=== Exercise details ===
Collect from the data below each line with "true".

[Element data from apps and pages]
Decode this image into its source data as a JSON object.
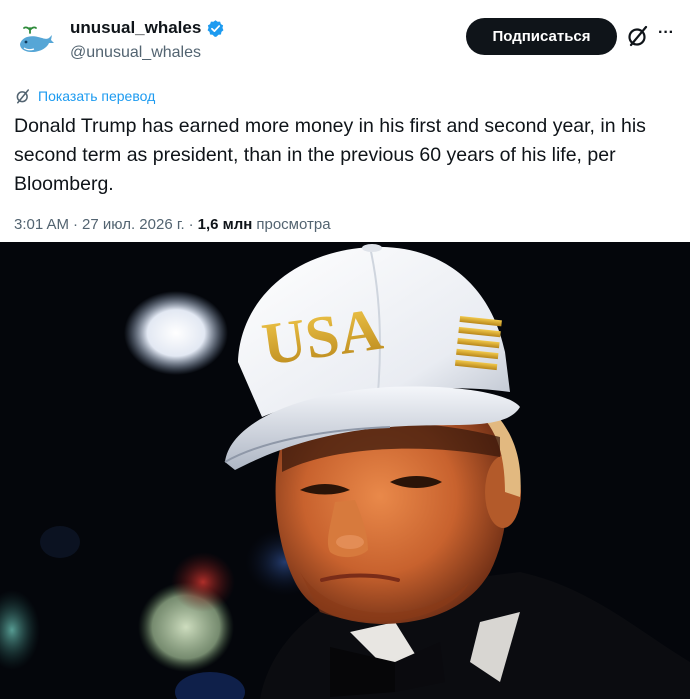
{
  "author": {
    "display_name": "unusual_whales",
    "handle": "@unusual_whales",
    "avatar": "whale-logo",
    "verified": true
  },
  "follow_button": {
    "label": "Подписаться"
  },
  "icons": {
    "grok": "grok-slash-circle-icon",
    "more": "more-dots-icon",
    "verified": "verified-badge-icon"
  },
  "translate": {
    "label": "Показать перевод"
  },
  "tweet": {
    "text": "Donald Trump has earned more money in his first and second year, in his second term as president, than in the previous 60 years of his life, per Bloomberg."
  },
  "meta": {
    "time": "3:01 AM",
    "separator1": "·",
    "date": "27 июл. 2026 г.",
    "separator2": "·",
    "views_count": "1,6 млн",
    "views_label": "просмотра"
  },
  "photo": {
    "cap_text": "USA",
    "description_icon": "portrait-photo"
  },
  "colors": {
    "link_blue": "#1d9bf0",
    "text_primary": "#0f1419",
    "text_secondary": "#536471",
    "button_black": "#0f1419"
  }
}
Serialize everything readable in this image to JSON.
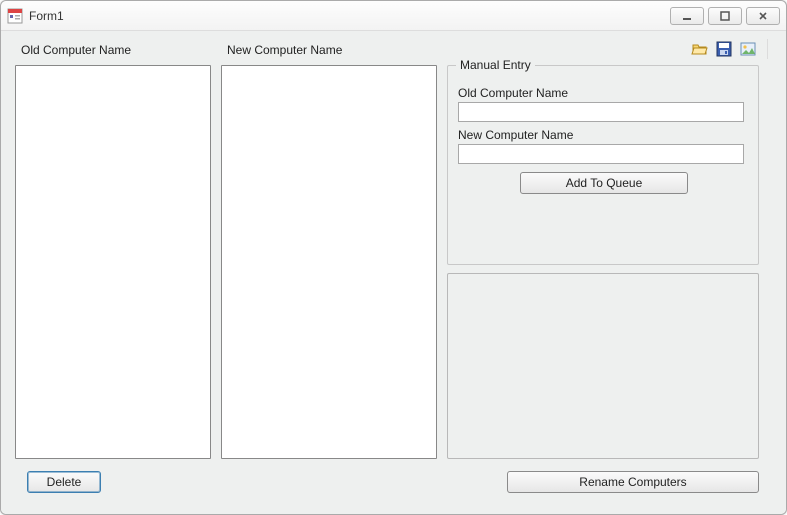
{
  "window": {
    "title": "Form1"
  },
  "labels": {
    "old_list": "Old Computer Name",
    "new_list": "New Computer Name"
  },
  "manual": {
    "legend": "Manual Entry",
    "old_label": "Old Computer Name",
    "old_value": "",
    "new_label": "New Computer Name",
    "new_value": "",
    "add_button": "Add To Queue"
  },
  "buttons": {
    "delete": "Delete",
    "rename": "Rename Computers"
  },
  "icons": {
    "open": "folder-open-icon",
    "save": "save-icon",
    "image": "image-icon"
  }
}
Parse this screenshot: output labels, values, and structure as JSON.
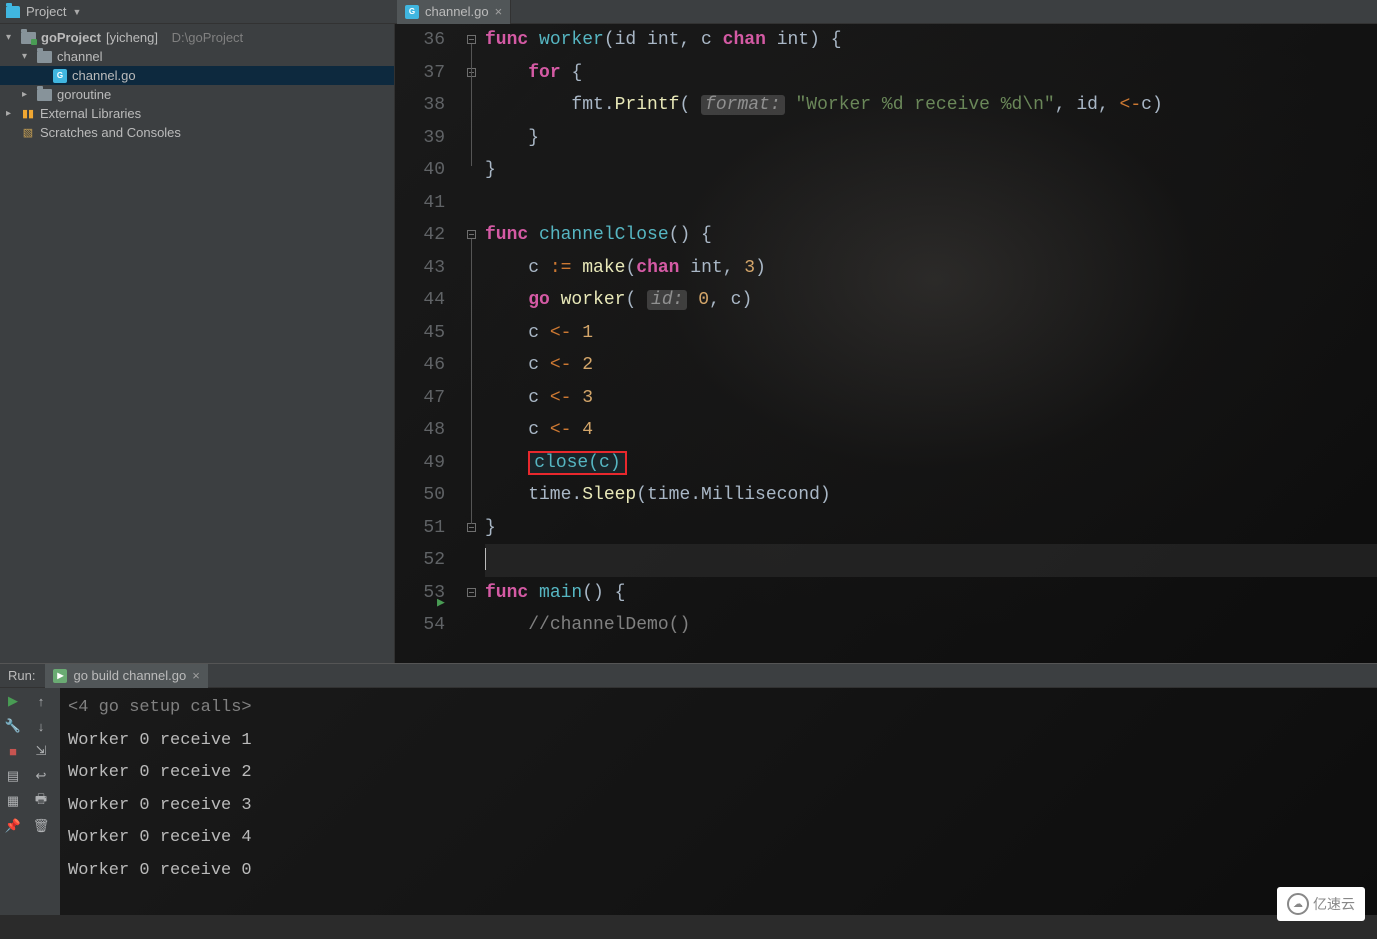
{
  "toolbar": {
    "project_label": "Project"
  },
  "tree": {
    "root": {
      "label": "goProject",
      "qualifier": "[yicheng]",
      "path": "D:\\goProject"
    },
    "channel": "channel",
    "channel_file": "channel.go",
    "goroutine": "goroutine",
    "ext_lib": "External Libraries",
    "scratches": "Scratches and Consoles"
  },
  "tab": {
    "label": "channel.go"
  },
  "code": {
    "lines": [
      {
        "n": "36",
        "seg": [
          {
            "t": "func ",
            "c": "kw2"
          },
          {
            "t": "worker",
            "c": "fn"
          },
          {
            "t": "(id ",
            "c": "typ"
          },
          {
            "t": "int",
            "c": "typ"
          },
          {
            "t": ", c ",
            "c": "typ"
          },
          {
            "t": "chan ",
            "c": "kw2"
          },
          {
            "t": "int",
            "c": "typ"
          },
          {
            "t": ") {",
            "c": "typ"
          }
        ]
      },
      {
        "n": "37",
        "seg": [
          {
            "t": "    ",
            "c": ""
          },
          {
            "t": "for ",
            "c": "kw2"
          },
          {
            "t": "{",
            "c": "typ"
          }
        ]
      },
      {
        "n": "38",
        "seg": [
          {
            "t": "        fmt.",
            "c": "typ"
          },
          {
            "t": "Printf",
            "c": "fcall"
          },
          {
            "t": "( ",
            "c": "typ"
          },
          {
            "t": "format:",
            "c": "param-hint"
          },
          {
            "t": " ",
            "c": ""
          },
          {
            "t": "\"Worker %d receive %d\\n\"",
            "c": "str"
          },
          {
            "t": ", id, ",
            "c": "typ"
          },
          {
            "t": "<-",
            "c": "op"
          },
          {
            "t": "c)",
            "c": "typ"
          }
        ]
      },
      {
        "n": "39",
        "seg": [
          {
            "t": "    }",
            "c": "typ"
          }
        ]
      },
      {
        "n": "40",
        "seg": [
          {
            "t": "}",
            "c": "typ"
          }
        ]
      },
      {
        "n": "41",
        "seg": [
          {
            "t": "",
            "c": ""
          }
        ]
      },
      {
        "n": "42",
        "seg": [
          {
            "t": "func ",
            "c": "kw2"
          },
          {
            "t": "channelClose",
            "c": "fn"
          },
          {
            "t": "() {",
            "c": "typ"
          }
        ]
      },
      {
        "n": "43",
        "seg": [
          {
            "t": "    c ",
            "c": "typ"
          },
          {
            "t": ":=",
            "c": "op"
          },
          {
            "t": " ",
            "c": ""
          },
          {
            "t": "make",
            "c": "fcall"
          },
          {
            "t": "(",
            "c": "typ"
          },
          {
            "t": "chan ",
            "c": "kw2"
          },
          {
            "t": "int",
            "c": "typ"
          },
          {
            "t": ", ",
            "c": "typ"
          },
          {
            "t": "3",
            "c": "num"
          },
          {
            "t": ")",
            "c": "typ"
          }
        ]
      },
      {
        "n": "44",
        "seg": [
          {
            "t": "    ",
            "c": ""
          },
          {
            "t": "go ",
            "c": "kw2"
          },
          {
            "t": "worker",
            "c": "fcall"
          },
          {
            "t": "( ",
            "c": "typ"
          },
          {
            "t": "id:",
            "c": "param-hint"
          },
          {
            "t": " ",
            "c": ""
          },
          {
            "t": "0",
            "c": "num"
          },
          {
            "t": ", c)",
            "c": "typ"
          }
        ]
      },
      {
        "n": "45",
        "seg": [
          {
            "t": "    c ",
            "c": "typ"
          },
          {
            "t": "<- ",
            "c": "op"
          },
          {
            "t": "1",
            "c": "num"
          }
        ]
      },
      {
        "n": "46",
        "seg": [
          {
            "t": "    c ",
            "c": "typ"
          },
          {
            "t": "<- ",
            "c": "op"
          },
          {
            "t": "2",
            "c": "num"
          }
        ]
      },
      {
        "n": "47",
        "seg": [
          {
            "t": "    c ",
            "c": "typ"
          },
          {
            "t": "<- ",
            "c": "op"
          },
          {
            "t": "3",
            "c": "num"
          }
        ]
      },
      {
        "n": "48",
        "seg": [
          {
            "t": "    c ",
            "c": "typ"
          },
          {
            "t": "<- ",
            "c": "op"
          },
          {
            "t": "4",
            "c": "num"
          }
        ]
      },
      {
        "n": "49",
        "seg": [
          {
            "t": "    ",
            "c": ""
          },
          {
            "t": "close(c)",
            "c": "fn",
            "box": true
          }
        ]
      },
      {
        "n": "50",
        "seg": [
          {
            "t": "    time.",
            "c": "typ"
          },
          {
            "t": "Sleep",
            "c": "fcall"
          },
          {
            "t": "(time.Millisecond)",
            "c": "typ"
          }
        ]
      },
      {
        "n": "51",
        "seg": [
          {
            "t": "}",
            "c": "typ"
          }
        ]
      },
      {
        "n": "52",
        "seg": [
          {
            "t": "",
            "c": ""
          }
        ],
        "current": true,
        "caret": true
      },
      {
        "n": "53",
        "seg": [
          {
            "t": "func ",
            "c": "kw2"
          },
          {
            "t": "main",
            "c": "fn"
          },
          {
            "t": "() {",
            "c": "typ"
          }
        ],
        "run": true
      },
      {
        "n": "54",
        "seg": [
          {
            "t": "    ",
            "c": ""
          },
          {
            "t": "//channelDemo()",
            "c": "cmt"
          }
        ]
      }
    ],
    "fold_marks": [
      0,
      1,
      6,
      15,
      17
    ],
    "fold_lines": [
      {
        "from": 0,
        "to": 4
      },
      {
        "from": 6,
        "to": 15
      }
    ]
  },
  "run": {
    "label": "Run:",
    "tab": "go build channel.go",
    "output": [
      "<4 go setup calls>",
      "Worker 0 receive 1",
      "Worker 0 receive 2",
      "Worker 0 receive 3",
      "Worker 0 receive 4",
      "Worker 0 receive 0"
    ]
  },
  "watermark": "亿速云"
}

=== Problem solution ===
    "verified": true
            "box": true
        "current": true,
        "caret": true
        "run": true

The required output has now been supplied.